Data extracted from a collection:
***
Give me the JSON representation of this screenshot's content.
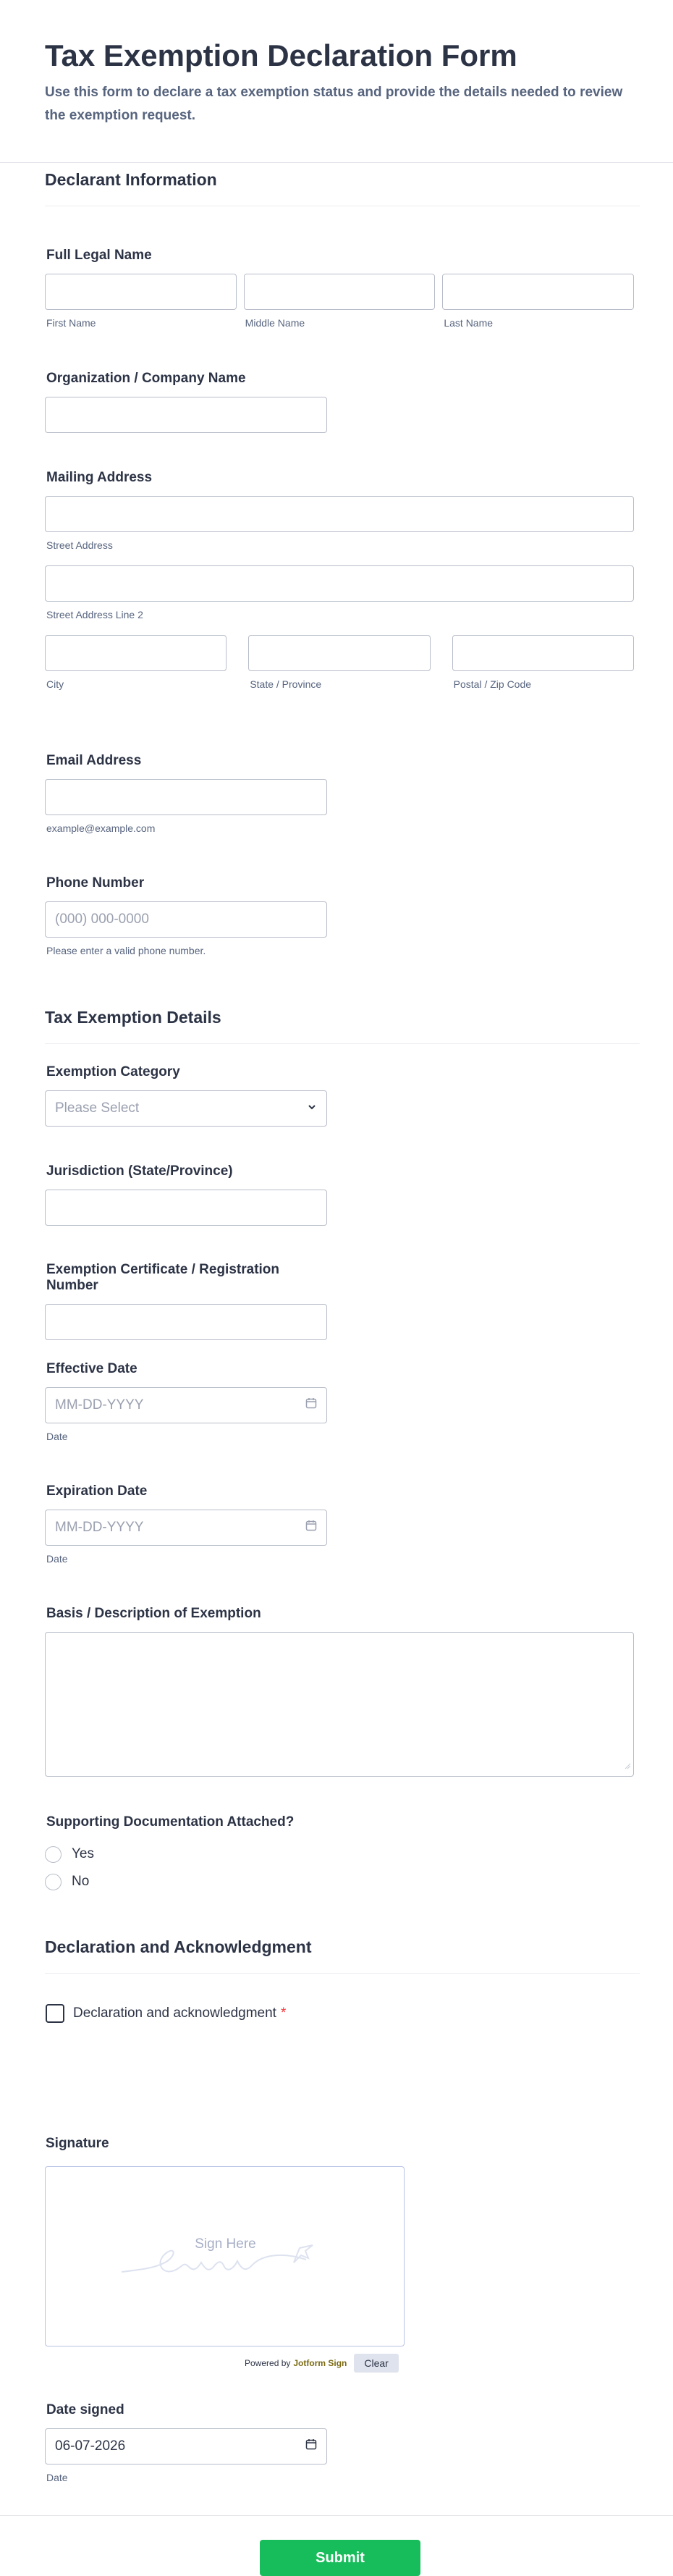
{
  "header": {
    "title": "Tax Exemption Declaration Form",
    "subtitle": "Use this form to declare a tax exemption status and provide the details needed to review the exemption request."
  },
  "sections": {
    "declarant": "Declarant Information",
    "tax": "Tax Exemption Details",
    "declaration": "Declaration and Acknowledgment"
  },
  "fields": {
    "full_name": {
      "label": "Full Legal Name",
      "first": "First Name",
      "middle": "Middle Name",
      "last": "Last Name"
    },
    "organization": {
      "label": "Organization / Company Name"
    },
    "mailing": {
      "label": "Mailing Address",
      "street": "Street Address",
      "street2": "Street Address Line 2",
      "city": "City",
      "state": "State / Province",
      "postal": "Postal / Zip Code"
    },
    "email": {
      "label": "Email Address",
      "sub": "example@example.com"
    },
    "phone": {
      "label": "Phone Number",
      "placeholder": "(000) 000-0000",
      "sub": "Please enter a valid phone number."
    },
    "category": {
      "label": "Exemption Category",
      "placeholder": "Please Select"
    },
    "jurisdiction": {
      "label": "Jurisdiction (State/Province)"
    },
    "certificate": {
      "label": "Exemption Certificate / Registration Number"
    },
    "effective": {
      "label": "Effective Date",
      "placeholder": "MM-DD-YYYY",
      "sub": "Date"
    },
    "expiration": {
      "label": "Expiration Date",
      "placeholder": "MM-DD-YYYY",
      "sub": "Date"
    },
    "basis": {
      "label": "Basis / Description of Exemption"
    },
    "docs": {
      "label": "Supporting Documentation Attached?",
      "options": [
        "Yes",
        "No"
      ]
    },
    "acknowledge": {
      "label": "Declaration and acknowledgment",
      "required": "*"
    },
    "signature": {
      "label": "Signature",
      "hint": "Sign Here",
      "powered": "Powered by",
      "brand": "Jotform Sign",
      "clear": "Clear"
    },
    "date_signed": {
      "label": "Date signed",
      "value": "06-07-2026",
      "sub": "Date"
    }
  },
  "submit": "Submit",
  "colors": {
    "accent": "#18bd5b",
    "required": "#f23a3c",
    "text": "#2c3345"
  }
}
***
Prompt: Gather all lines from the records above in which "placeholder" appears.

Response area:
      "placeholder": "(000) 000-0000",
      "placeholder": "Please Select"
      "placeholder": "MM-DD-YYYY",
      "placeholder": "MM-DD-YYYY",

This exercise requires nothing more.